(Web page and app entries)
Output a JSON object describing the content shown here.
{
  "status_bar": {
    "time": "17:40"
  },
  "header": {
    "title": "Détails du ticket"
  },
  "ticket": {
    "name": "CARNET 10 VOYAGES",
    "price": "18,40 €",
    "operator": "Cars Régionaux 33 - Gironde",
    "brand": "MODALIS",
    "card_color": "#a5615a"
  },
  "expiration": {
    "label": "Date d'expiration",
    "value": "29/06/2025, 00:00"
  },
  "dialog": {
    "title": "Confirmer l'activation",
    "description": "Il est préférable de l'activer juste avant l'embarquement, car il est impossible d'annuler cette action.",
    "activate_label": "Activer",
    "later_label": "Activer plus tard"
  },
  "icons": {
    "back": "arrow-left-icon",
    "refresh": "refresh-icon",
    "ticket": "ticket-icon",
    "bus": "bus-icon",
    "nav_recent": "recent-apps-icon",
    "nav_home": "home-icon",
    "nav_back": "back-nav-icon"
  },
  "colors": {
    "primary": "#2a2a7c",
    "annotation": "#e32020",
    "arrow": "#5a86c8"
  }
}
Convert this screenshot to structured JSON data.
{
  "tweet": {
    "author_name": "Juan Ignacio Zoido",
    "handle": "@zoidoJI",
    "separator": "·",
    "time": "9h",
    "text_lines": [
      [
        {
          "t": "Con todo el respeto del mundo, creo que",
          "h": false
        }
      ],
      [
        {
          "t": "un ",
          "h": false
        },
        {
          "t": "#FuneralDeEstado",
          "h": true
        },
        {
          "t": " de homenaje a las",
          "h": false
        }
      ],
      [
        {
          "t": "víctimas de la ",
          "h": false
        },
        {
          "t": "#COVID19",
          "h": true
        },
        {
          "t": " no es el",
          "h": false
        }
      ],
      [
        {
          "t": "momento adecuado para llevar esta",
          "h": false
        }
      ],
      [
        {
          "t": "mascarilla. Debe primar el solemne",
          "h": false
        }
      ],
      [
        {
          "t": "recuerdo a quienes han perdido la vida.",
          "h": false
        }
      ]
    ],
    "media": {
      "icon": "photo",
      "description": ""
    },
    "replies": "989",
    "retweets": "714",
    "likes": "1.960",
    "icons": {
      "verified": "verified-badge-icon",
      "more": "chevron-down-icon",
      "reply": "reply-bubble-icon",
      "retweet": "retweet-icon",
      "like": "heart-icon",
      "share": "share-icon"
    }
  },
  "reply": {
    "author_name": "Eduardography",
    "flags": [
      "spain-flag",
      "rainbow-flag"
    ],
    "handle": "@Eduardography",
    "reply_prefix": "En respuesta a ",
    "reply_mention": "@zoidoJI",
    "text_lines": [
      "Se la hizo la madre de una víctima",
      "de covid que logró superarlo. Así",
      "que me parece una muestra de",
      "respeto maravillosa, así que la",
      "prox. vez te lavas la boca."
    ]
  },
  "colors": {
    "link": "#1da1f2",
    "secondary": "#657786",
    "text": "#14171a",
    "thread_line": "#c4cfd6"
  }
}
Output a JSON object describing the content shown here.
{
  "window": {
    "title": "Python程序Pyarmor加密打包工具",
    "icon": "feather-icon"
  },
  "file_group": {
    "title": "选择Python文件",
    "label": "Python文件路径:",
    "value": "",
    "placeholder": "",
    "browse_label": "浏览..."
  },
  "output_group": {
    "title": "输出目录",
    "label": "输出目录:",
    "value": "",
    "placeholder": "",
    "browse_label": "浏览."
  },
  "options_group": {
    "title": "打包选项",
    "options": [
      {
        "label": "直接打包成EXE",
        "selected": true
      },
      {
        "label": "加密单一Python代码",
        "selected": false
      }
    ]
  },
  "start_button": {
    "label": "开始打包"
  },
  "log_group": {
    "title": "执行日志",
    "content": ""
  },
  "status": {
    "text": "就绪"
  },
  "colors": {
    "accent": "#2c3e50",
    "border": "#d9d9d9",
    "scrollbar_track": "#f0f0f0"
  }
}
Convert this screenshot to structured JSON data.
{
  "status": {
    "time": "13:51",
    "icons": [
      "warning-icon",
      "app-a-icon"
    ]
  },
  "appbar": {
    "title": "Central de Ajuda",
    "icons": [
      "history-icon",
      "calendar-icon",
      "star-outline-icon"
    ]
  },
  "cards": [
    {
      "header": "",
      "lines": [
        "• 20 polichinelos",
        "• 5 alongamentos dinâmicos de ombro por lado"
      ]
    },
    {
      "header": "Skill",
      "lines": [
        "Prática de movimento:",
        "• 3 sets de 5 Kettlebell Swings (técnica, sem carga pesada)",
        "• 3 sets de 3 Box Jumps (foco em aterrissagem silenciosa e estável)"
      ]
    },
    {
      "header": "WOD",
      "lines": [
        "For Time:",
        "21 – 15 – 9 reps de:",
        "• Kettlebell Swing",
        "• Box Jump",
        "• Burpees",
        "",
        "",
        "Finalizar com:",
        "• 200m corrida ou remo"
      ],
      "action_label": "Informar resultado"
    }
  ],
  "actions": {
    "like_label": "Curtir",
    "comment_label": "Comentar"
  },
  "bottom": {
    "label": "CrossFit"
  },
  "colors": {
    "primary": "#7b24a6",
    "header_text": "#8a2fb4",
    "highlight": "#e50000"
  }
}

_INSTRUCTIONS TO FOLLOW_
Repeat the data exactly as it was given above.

_PROBLEM SOLUTION_
Output a JSON object describing the content shown here.
{
  "status_bar": {
    "time": "17:40"
  },
  "header": {
    "title": "Détails du ticket"
  },
  "ticket": {
    "name": "CARNET 10 VOYAGES",
    "price": "18,40 €",
    "operator": "Cars Régionaux 33 - Gironde",
    "brand": "MODALIS",
    "card_color": "#a5615a"
  },
  "expiration": {
    "label": "Date d'expiration",
    "value": "29/06/2025, 00:00"
  },
  "dialog": {
    "title": "Confirmer l'activation",
    "description": "Il est préférable de l'activer juste avant l'embarquement, car il est impossible d'annuler cette action.",
    "activate_label": "Activer",
    "later_label": "Activer plus tard"
  },
  "icons": {
    "back": "arrow-left-icon",
    "refresh": "refresh-icon",
    "ticket": "ticket-icon",
    "bus": "bus-icon",
    "nav_recent": "recent-apps-icon",
    "nav_home": "home-icon",
    "nav_back": "back-nav-icon"
  },
  "colors": {
    "primary": "#2a2a7c",
    "annotation": "#e32020",
    "arrow": "#5a86c8"
  }
}
Convert this screenshot to structured JSON data.
{
  "tweet": {
    "author_name": "Juan Ignacio Zoido",
    "handle": "@zoidoJI",
    "separator": "·",
    "time": "9h",
    "text_lines": [
      [
        {
          "t": "Con todo el respeto del mundo, creo que",
          "h": false
        }
      ],
      [
        {
          "t": "un ",
          "h": false
        },
        {
          "t": "#FuneralDeEstado",
          "h": true
        },
        {
          "t": " de homenaje a las",
          "h": false
        }
      ],
      [
        {
          "t": "víctimas de la ",
          "h": false
        },
        {
          "t": "#COVID19",
          "h": true
        },
        {
          "t": " no es el",
          "h": false
        }
      ],
      [
        {
          "t": "momento adecuado para llevar esta",
          "h": false
        }
      ],
      [
        {
          "t": "mascarilla. Debe primar el solemne",
          "h": false
        }
      ],
      [
        {
          "t": "recuerdo a quienes han perdido la vida.",
          "h": false
        }
      ]
    ],
    "media": {
      "icon": "photo",
      "description": ""
    },
    "replies": "989",
    "retweets": "714",
    "likes": "1.960",
    "icons": {
      "verified": "verified-badge-icon",
      "more": "chevron-down-icon",
      "reply": "reply-bubble-icon",
      "retweet": "retweet-icon",
      "like": "heart-icon",
      "share": "share-icon"
    }
  },
  "reply": {
    "author_name": "Eduardography",
    "flags": [
      "spain-flag",
      "rainbow-flag"
    ],
    "handle": "@Eduardography",
    "reply_prefix": "En respuesta a ",
    "reply_mention": "@zoidoJI",
    "text_lines": [
      "Se la hizo la madre de una víctima",
      "de covid que logró superarlo. Así",
      "que me parece una muestra de",
      "respeto maravillosa, así que la",
      "prox. vez te lavas la boca."
    ]
  },
  "colors": {
    "link": "#1da1f2",
    "secondary": "#657786",
    "text": "#14171a",
    "thread_line": "#c4cfd6"
  }
}
Output a JSON object describing the content shown here.
{
  "window": {
    "title": "Python程序Pyarmor加密打包工具",
    "icon": "feather-icon"
  },
  "file_group": {
    "title": "选择Python文件",
    "label": "Python文件路径:",
    "value": "",
    "placeholder": "",
    "browse_label": "浏览..."
  },
  "output_group": {
    "title": "输出目录",
    "label": "输出目录:",
    "value": "",
    "placeholder": "",
    "browse_label": "浏览."
  },
  "options_group": {
    "title": "打包选项",
    "options": [
      {
        "label": "直接打包成EXE",
        "selected": true
      },
      {
        "label": "加密单一Python代码",
        "selected": false
      }
    ]
  },
  "start_button": {
    "label": "开始打包"
  },
  "log_group": {
    "title": "执行日志",
    "content": ""
  },
  "status": {
    "text": "就绪"
  },
  "colors": {
    "accent": "#2c3e50",
    "border": "#d9d9d9",
    "scrollbar_track": "#f0f0f0"
  }
}
Convert this screenshot to structured JSON data.
{
  "status": {
    "time": "13:51",
    "icons": [
      "warning-icon",
      "app-a-icon"
    ]
  },
  "appbar": {
    "title": "Central de Ajuda",
    "icons": [
      "history-icon",
      "calendar-icon",
      "star-outline-icon"
    ]
  },
  "cards": [
    {
      "header": "",
      "lines": [
        "• 20 polichinelos",
        "• 5 alongamentos dinâmicos de ombro por lado"
      ]
    },
    {
      "header": "Skill",
      "lines": [
        "Prática de movimento:",
        "• 3 sets de 5 Kettlebell Swings (técnica, sem carga pesada)",
        "• 3 sets de 3 Box Jumps (foco em aterrissagem silenciosa e estável)"
      ]
    },
    {
      "header": "WOD",
      "lines": [
        "For Time:",
        "21 – 15 – 9 reps de:",
        "• Kettlebell Swing",
        "• Box Jump",
        "• Burpees",
        "",
        "",
        "Finalizar com:",
        "• 200m corrida ou remo"
      ],
      "action_label": "Informar resultado"
    }
  ],
  "actions": {
    "like_label": "Curtir",
    "comment_label": "Comentar"
  },
  "bottom": {
    "label": "CrossFit"
  },
  "colors": {
    "primary": "#7b24a6",
    "header_text": "#8a2fb4",
    "highlight": "#e50000"
  }
}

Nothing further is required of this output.